Equity Crowdfunding of Residential and Commercial Real Estate Projects
It is common practice for any real estate development to be structured as its own corporation, typically an LLC. In equity crowdfunding of real estate, as practiced on platforms such as RealtyMogul and Fundrise, investors can purchase shares in one of these LLCs. Shareholders are then able to earn a portion of the cash flow that is generated from a property (e.g. from rental income) as well as the proceeds of the property’s eventual sale. While equity investing in real estate clearly carries risk, it also affords the investor the opportunity of benefitting from a property’s appreciation in value over time.
Online Mortgage Lending
While the aforementioned categories are very compelling, neither sounds quite like what most people think of as a “mortgage”. If marketplace lending can transform the way that ordinary people finance their primary residences, it will be a truly great accomplishment. LendingHome, LendInvest, and Privlo all promise great strides here. Privlo is doing this today, though only in Texas and Idaho at the current time (the others do not yet allow loans on owner-occupied properties). Privlo lets borrowers apply for a mortgage online and also has a “concierge” to walk applicants through the parts of the process that require a human touch. Borrowers can be approved for a 5 or 7 year adjustable rate mortgage with down payments of at least 20%. Unlike with traditional banks, the submission and review of documentation is performed entirely through an online portal, a welcome respite from the endless faxing or overnighting of paper experienced by most mortgage-seekers. Privlo’s value proposition sits with its ability to use data and proprietary algorithms to qualify borrowers who might otherwise have trouble securing a mortgage, albeit at slightly higher than average rates.

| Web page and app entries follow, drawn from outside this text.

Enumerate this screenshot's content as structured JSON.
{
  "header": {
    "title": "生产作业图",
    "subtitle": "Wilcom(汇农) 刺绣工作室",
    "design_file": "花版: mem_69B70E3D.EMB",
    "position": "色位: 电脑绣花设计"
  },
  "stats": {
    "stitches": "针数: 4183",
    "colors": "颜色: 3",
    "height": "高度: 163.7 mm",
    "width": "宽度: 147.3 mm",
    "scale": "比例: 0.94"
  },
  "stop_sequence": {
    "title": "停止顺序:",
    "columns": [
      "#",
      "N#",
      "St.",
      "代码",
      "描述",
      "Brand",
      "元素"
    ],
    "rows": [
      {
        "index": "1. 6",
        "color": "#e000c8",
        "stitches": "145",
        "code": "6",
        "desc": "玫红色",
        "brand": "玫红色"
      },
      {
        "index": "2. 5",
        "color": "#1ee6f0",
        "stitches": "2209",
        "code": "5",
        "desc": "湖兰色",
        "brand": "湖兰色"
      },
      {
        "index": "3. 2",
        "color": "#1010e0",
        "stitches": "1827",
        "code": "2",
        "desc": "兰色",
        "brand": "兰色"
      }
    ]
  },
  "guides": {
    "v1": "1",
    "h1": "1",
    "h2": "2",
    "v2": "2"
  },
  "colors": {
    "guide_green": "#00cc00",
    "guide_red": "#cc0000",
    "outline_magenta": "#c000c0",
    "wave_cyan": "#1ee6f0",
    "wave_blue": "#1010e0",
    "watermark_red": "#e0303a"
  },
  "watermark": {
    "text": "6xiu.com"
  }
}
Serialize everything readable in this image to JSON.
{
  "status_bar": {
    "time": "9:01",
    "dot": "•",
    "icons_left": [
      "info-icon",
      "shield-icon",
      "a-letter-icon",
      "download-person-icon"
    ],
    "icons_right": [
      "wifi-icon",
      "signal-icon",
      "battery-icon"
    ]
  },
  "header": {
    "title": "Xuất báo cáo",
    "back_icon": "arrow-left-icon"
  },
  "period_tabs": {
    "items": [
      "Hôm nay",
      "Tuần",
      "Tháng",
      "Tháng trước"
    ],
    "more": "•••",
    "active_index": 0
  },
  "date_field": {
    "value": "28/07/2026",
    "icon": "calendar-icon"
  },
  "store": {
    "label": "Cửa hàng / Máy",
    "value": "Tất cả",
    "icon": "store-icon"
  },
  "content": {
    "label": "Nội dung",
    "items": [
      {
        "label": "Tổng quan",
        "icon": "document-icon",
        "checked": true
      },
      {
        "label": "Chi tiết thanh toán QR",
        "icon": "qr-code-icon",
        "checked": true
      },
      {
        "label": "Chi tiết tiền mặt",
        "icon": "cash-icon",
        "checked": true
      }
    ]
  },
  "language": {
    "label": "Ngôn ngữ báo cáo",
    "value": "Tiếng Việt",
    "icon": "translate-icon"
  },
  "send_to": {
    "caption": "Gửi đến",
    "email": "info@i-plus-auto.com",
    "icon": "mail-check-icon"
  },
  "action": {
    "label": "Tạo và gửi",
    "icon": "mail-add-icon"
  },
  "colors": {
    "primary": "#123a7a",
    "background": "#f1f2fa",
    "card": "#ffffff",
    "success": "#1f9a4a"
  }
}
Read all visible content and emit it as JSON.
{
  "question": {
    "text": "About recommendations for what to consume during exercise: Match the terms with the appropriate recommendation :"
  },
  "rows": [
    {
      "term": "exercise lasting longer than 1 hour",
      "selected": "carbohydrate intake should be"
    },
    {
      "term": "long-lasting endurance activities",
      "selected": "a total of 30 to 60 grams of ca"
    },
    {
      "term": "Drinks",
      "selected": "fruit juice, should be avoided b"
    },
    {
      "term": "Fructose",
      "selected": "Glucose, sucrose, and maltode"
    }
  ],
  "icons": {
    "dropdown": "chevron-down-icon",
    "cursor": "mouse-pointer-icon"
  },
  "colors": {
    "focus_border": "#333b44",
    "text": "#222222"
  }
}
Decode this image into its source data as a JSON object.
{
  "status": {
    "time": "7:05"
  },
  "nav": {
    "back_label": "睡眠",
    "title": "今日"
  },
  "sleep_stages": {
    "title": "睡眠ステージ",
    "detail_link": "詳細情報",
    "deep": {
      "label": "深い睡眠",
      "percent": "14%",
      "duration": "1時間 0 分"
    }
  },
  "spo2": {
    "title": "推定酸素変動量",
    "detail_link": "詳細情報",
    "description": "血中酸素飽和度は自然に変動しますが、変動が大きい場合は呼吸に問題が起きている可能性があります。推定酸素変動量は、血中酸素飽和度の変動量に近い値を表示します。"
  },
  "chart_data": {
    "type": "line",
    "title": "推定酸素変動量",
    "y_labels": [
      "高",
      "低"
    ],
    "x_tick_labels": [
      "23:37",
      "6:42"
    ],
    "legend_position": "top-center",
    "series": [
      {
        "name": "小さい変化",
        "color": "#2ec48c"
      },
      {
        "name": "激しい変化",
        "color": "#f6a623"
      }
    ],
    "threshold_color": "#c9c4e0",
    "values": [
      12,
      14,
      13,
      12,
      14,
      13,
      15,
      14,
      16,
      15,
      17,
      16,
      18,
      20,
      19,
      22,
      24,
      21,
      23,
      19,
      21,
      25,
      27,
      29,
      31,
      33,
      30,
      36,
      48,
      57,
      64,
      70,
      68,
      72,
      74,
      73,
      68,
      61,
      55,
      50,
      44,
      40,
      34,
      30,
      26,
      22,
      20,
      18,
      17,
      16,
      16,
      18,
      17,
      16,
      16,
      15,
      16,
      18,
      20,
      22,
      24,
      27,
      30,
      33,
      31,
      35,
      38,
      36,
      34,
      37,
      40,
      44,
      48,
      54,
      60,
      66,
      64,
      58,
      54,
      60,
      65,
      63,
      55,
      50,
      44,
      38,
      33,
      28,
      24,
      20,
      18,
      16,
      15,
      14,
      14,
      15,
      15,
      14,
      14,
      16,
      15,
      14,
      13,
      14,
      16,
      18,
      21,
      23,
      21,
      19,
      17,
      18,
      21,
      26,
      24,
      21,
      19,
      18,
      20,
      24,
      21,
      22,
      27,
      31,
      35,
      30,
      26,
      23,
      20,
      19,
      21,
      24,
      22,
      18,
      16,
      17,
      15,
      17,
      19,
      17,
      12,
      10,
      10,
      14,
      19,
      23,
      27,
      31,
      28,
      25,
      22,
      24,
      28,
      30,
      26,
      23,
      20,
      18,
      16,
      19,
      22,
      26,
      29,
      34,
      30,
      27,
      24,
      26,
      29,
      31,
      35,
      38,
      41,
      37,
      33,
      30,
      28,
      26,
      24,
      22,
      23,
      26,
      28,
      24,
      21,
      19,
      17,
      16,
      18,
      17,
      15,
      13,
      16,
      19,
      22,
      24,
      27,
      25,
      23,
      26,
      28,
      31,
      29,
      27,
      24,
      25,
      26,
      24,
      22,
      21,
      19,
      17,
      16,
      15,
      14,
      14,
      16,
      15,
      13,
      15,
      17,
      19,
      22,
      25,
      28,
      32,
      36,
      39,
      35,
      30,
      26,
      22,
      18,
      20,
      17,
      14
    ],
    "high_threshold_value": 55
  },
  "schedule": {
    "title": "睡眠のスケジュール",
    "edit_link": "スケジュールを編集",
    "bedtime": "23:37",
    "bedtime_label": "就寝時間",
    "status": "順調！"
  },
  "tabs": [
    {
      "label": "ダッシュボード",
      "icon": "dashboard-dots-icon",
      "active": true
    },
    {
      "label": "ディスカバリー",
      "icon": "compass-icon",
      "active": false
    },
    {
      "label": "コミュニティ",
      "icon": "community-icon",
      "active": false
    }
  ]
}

Early Days – Challenges & Scale
Changes in a multi-trillion dollar, highly-regulated industry do not come easily. Indeed, there are quite a few challenges that these new lenders will have to tackle in order to scale their businesses. The involvement of the U.S. government in mortgage lending casts a long shadow, including a patchwork quilt of federal and state regulations. By some estimates, Fannie Mae and Freddie Mac guarantee 77% of all mortgages originated in the U.S. If you include Ginnie Mae, which guarantees loans made by the Federal Housing Administration, that number jumps into the nineties!
In addition, few of the loan structures available in this market today resemble a traditional mortgage. One key contributor to that fact is that of loan duration. While the archetype of an American mortgage is a 30-year, fixed-rate loan, few investors would fund such a loan without a way to create shorter-term liquidity. In traditional mortgage finance, liquidity is achieved with securitization and secondary loan trading. As these innovations make their way into marketplace real estate lending, we will likely see things open up for longer duration loans and higher volume.
Perhaps the most interesting challenge is the fact that we are dealing with an asset that exists in physical space. As the old saying goes: “location, location, location”. Real estate markets are highly local, and many investors want to examine a property in person, only wanting to invest in areas where they have a knowledge of market dynamics. It remains to be seen if investors will be content with online photos and rich web-based content, particularly for properties not close to home.
For many people, a home is both their most expensive purchase and their largest investment. With mortgage lending as a $8.2 trillion industry, this is perhaps one of the largest and most important sectors ripe for disruption as marketplace lending continues its forward march.